Irish Valentine’s Day Romance

As Valentine’s Day approaches, people give quite a bit of thought to a choice of card and gift that will express their love to another. Symbolism is often lost in today’s world, this article explains the symbolism behind the Irish Claddagh Ring.

If you are Irish or your sweetheart is Irish, consider something different that is always appreciated, consider giving a Claddagh Ring as a gift. Before the day of giving, though, be aware of the symbolism behind the wearing of this ring from Ireland and prepare yourself for its placement on your Valentine’s finger.

The Claddagh Ring can be of gold, silver, or any metal. It features a heart with a crown on top in the center with the band around the finger ending in two opened hands which hold the heart. Modern design may show a jewel in the center of the heart as well. There are variations with other Celtic images, but the traditional design is as shown here.

The History of the Claddagh Ring

The ring style that is known today as a Claddagh Ring is thought to have originated in the village of Claddagh, Ireland.

The first design of the Claddagh Ring was created by Richard Joyce, a native of County Galway in Ireland. In 1689, Richard was captured and put on a ship heading to the West Indies where he was to be sold as a slave to plantation owners there. The ship was overtaken in the Mediterranean by pirates and he was then sold to a man that happened to be a jeweler.

Richard Joyce was then trained in the craft of gold-smithing and jewelry making. Eventually, he was released by his mentor and returned to Galway. There Joyce set up shop, as a jeweler, in the small town of Claddagh. Claddagh is a small fishing village with a rich heritage of generations of fishermen within families. Joyce designed the ring to represent the “Fishing Kings of Claddagh” who used the motto “In Love and Friendship, Let Us Reign” with the two hands being love and friendship, while the heart with a crown meant to reign.

Another form of the story is that Richard Joyce was kidnapped right before he was to be married. When he returned, his beloved had not married another, so he designed the ring to give to her as an engagement and wedding ring.

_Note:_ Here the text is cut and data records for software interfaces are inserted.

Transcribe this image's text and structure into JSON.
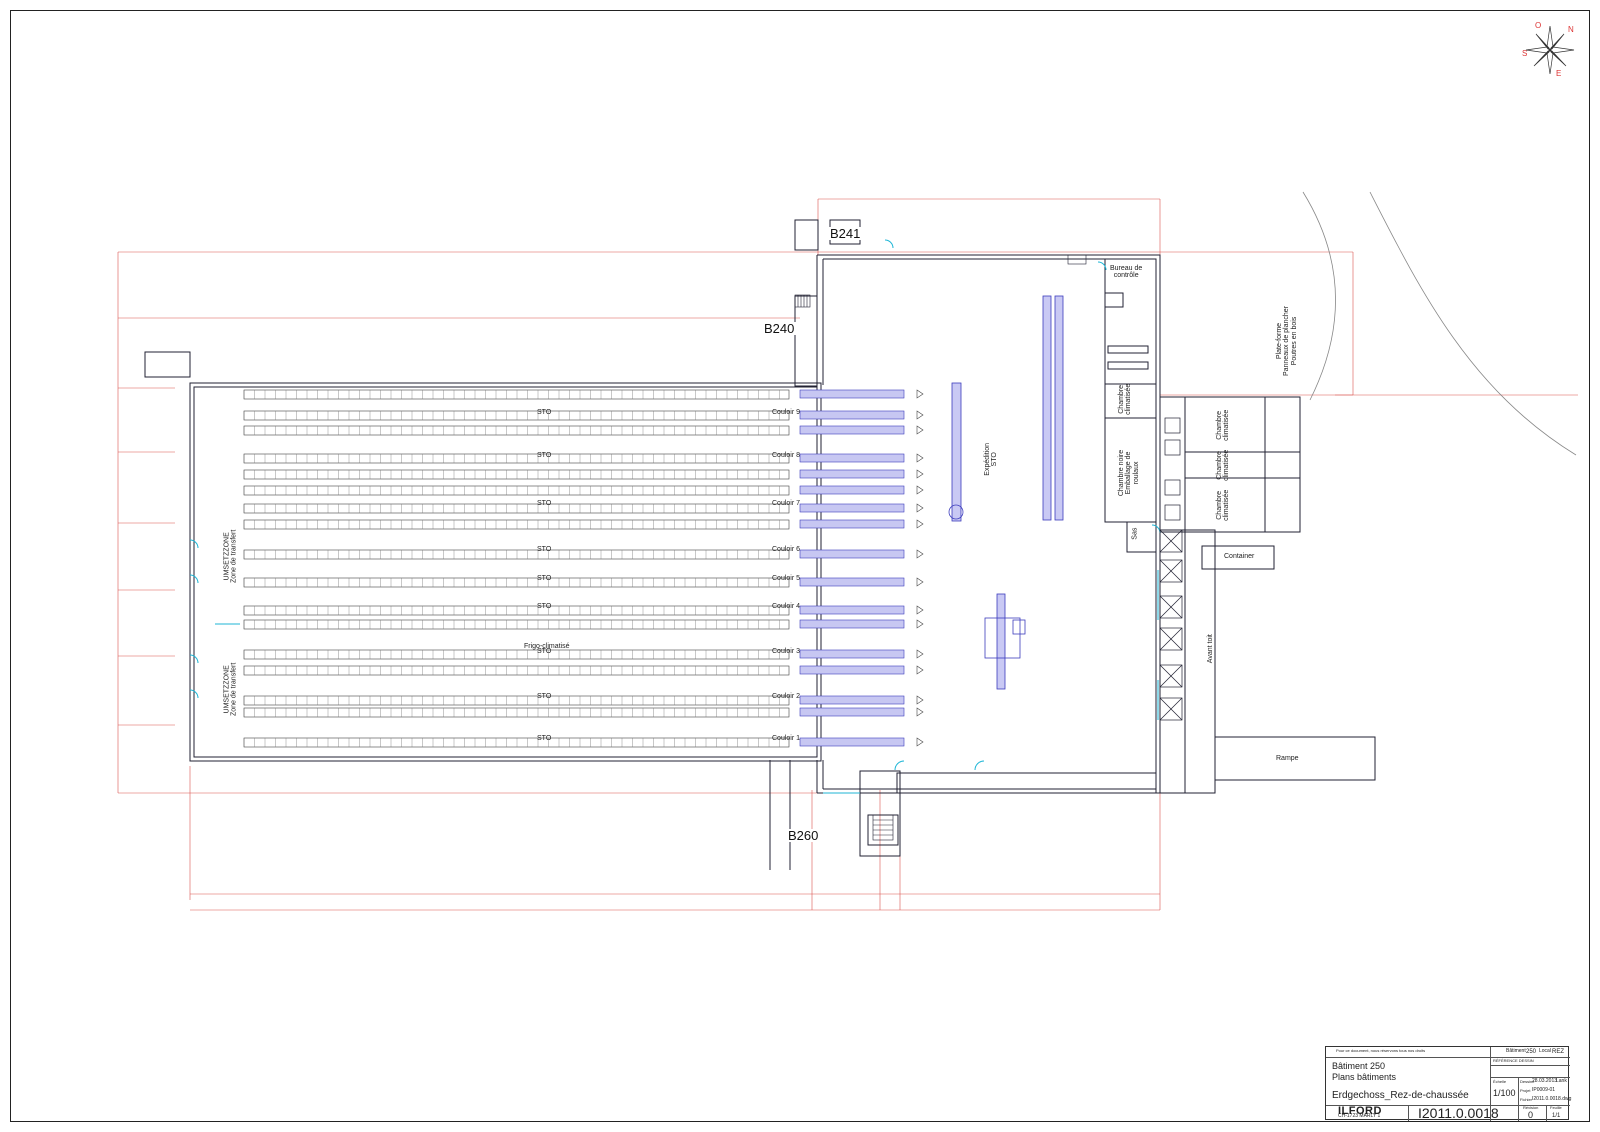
{
  "buildings": {
    "b241": "B241",
    "b240": "B240",
    "b260": "B260"
  },
  "rooms": {
    "bureau": "Bureau de\ncontrôle",
    "expedition": "Expédition\nSTO",
    "chambre_clim_1": "Chambre\nclimatisée",
    "chambre_noire": "Chambre noire\nEmballage de\nroulaux",
    "sas": "Sas",
    "chambre_clim_2": "Chambre\nclimatisée",
    "chambre_clim_3": "Chambre\nclimatisée",
    "chambre_clim_4": "Chambre\nclimatisée",
    "container": "Container",
    "avant_toit": "Avant toit",
    "rampe": "Rampe",
    "plateforme": "Plate-forme\nPanneaux de plancher\nPoutres en bois",
    "umsetz_1": "UMSETZZONE\nZone de transfert",
    "umsetz_2": "UMSETZZONE\nZone de transfert",
    "frigo": "Frigo-climatisé"
  },
  "aisles": [
    {
      "sto": "STO",
      "couloir": "Couloir 9"
    },
    {
      "sto": "STO",
      "couloir": "Couloir 8"
    },
    {
      "sto": "STO",
      "couloir": "Couloir 7"
    },
    {
      "sto": "STO",
      "couloir": "Couloir 6"
    },
    {
      "sto": "STO",
      "couloir": "Couloir 5"
    },
    {
      "sto": "STO",
      "couloir": "Couloir 4"
    },
    {
      "sto": "STO",
      "couloir": "Couloir 3"
    },
    {
      "sto": "STO",
      "couloir": "Couloir 2"
    },
    {
      "sto": "STO",
      "couloir": "Couloir 1"
    }
  ],
  "compass": {
    "n": "N",
    "e": "E",
    "s": "S",
    "o": "O"
  },
  "title_block": {
    "note": "Pour ce document, nous réservons tous nos droits",
    "batiment_label": "Bâtiment",
    "batiment_num": "250",
    "local_label": "Local",
    "local_value": "REZ",
    "reference": "RÉFÉRENCE DESSIN",
    "building": "Bâtiment 250",
    "plans": "Plans bâtiments",
    "sheet_title": "Erdgechoss_Rez-de-chaussée",
    "echelle_label": "Échelle",
    "scale": "1/100",
    "dessine_label": "Dessiné",
    "date": "28.03.2013",
    "author": "Lank",
    "projet_label": "Projet",
    "project": "IP0009-01",
    "file_label": "Fichier",
    "file": "I2011.0.0018.dwg",
    "company": "ILFORD",
    "address": "CH-1723 MARLY 1",
    "drawing_number": "I2011.0.0018",
    "revision_label": "Révision",
    "revision": "0",
    "page_label": "Feuille",
    "page": "1/1"
  }
}
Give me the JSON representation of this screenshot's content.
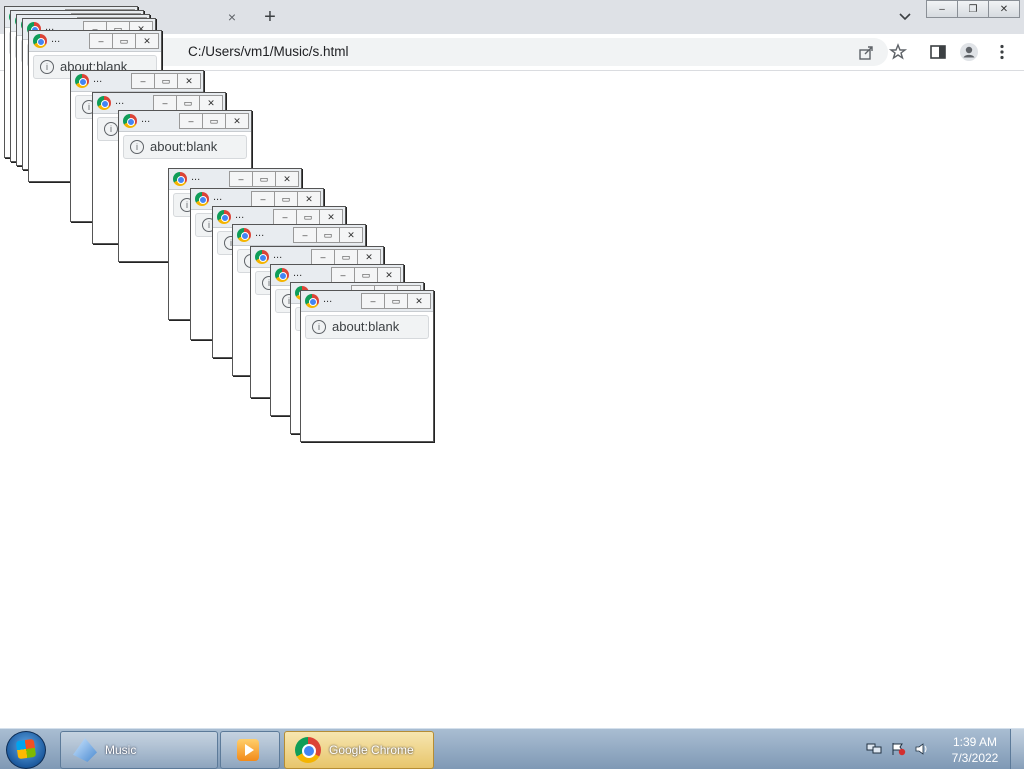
{
  "browser": {
    "url": "C:/Users/vm1/Music/s.html",
    "tab_close_symbol": "×",
    "new_tab_symbol": "+",
    "window_buttons": [
      "–",
      "❐",
      "✕"
    ]
  },
  "popups": {
    "title_ellipsis": "...",
    "address_text": "about:blank",
    "info_symbol": "i",
    "buttons": [
      "–",
      "▭",
      "✕"
    ]
  },
  "taskbar": {
    "items": [
      {
        "label": "Music",
        "icon": "music-library-icon"
      },
      {
        "label": "",
        "icon": "media-player-icon"
      },
      {
        "label": "Google Chrome",
        "icon": "chrome-icon"
      }
    ],
    "clock_time": "1:39 AM",
    "clock_date": "7/3/2022"
  }
}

The Claddagh Ring became very popular with people, its popularity spreading to other parts of Ireland. The design incorporates ideas that could be attributed to ancient Druid mythology but also to Christian teachings of The Trinity with the heart and crown being God the Father, and the two hands, God the Son or Jesus, and God the Holy Spirit. St. Patrick was famous for using the three leaf clover or shamrock to describe The Trinity.

During the Great Famine in Ireland 1847 – 1849, there was a mass exodus of people to other countries. A mother owning a Claddagh Ring would pass it on down to her daughter or allow a son to give it as a promise of marriage. These were prized possession of the families that fled Ireland without much wealth. Hence began the tradition that someone else always gives a Claddagh Ring, you do not buy it for yourself.

Symbolism of the Claddagh Ring

This is the symbolism developed over time and now accepted by all Irish folk for those wearing a Claddagh Ring:

  • Worn on the right hand, with the heart facing out and the crown towards the wearer, means that the person is free to love. Their heart is open and not taken by anyone. Now is the time to scan the fingers of those you would hope to date to see if there is a signal being sent out to the world of which you were unaware until now.
  • Worn on the right hand, with the heart facing in towards the wearer and the crown facing out implies that the person’s heart is open, but they are currently spoken for. Now this is a tricky state of Claddagh Ring wear. It is implies serious dating, but not quite engagement, and not yet married. You will have to decide for yourself, what to do in this case. All is fair in love and war, as the saying goes.
  • Worn on the left hand, with the heart facing in and the crown facing out, symbolizes that the person is happily married for all time. Their heart is taken.
  • For engagement and marriage purposes:
  • Place the Claddagh Ring on the third finger of the left hand, with the heart facing out.
  • After the wedding, turn the ring around with the heart pointing inwards towards your heart.

The symbolism of the wearing of the Claddagh Ring prompts me to believe the version of the story that Richard Joyce made this ring for his beloved, more than the “fishing kings” version. It feels right because of the endurance of this ring, from generation to generation, among the Irish who are a very romantic folk. I myself have a Claddagh Ring that was handed down to me from an aunt. However, I will not say how I wear it!

If you decide to give a Claddagh Ring for Valentine’s Day, consider carefully the state of romance that its wearing implies and either be prepared to give a suggestion to your sweetheart, or be prepared for their wearing of the ring after it has been given. It could be a very romantic gift, even a pre-engagement or engagement ring among those of Irish tradition.

Here’s wishing you the “Luck O’ the Irish” if you do give such a gift!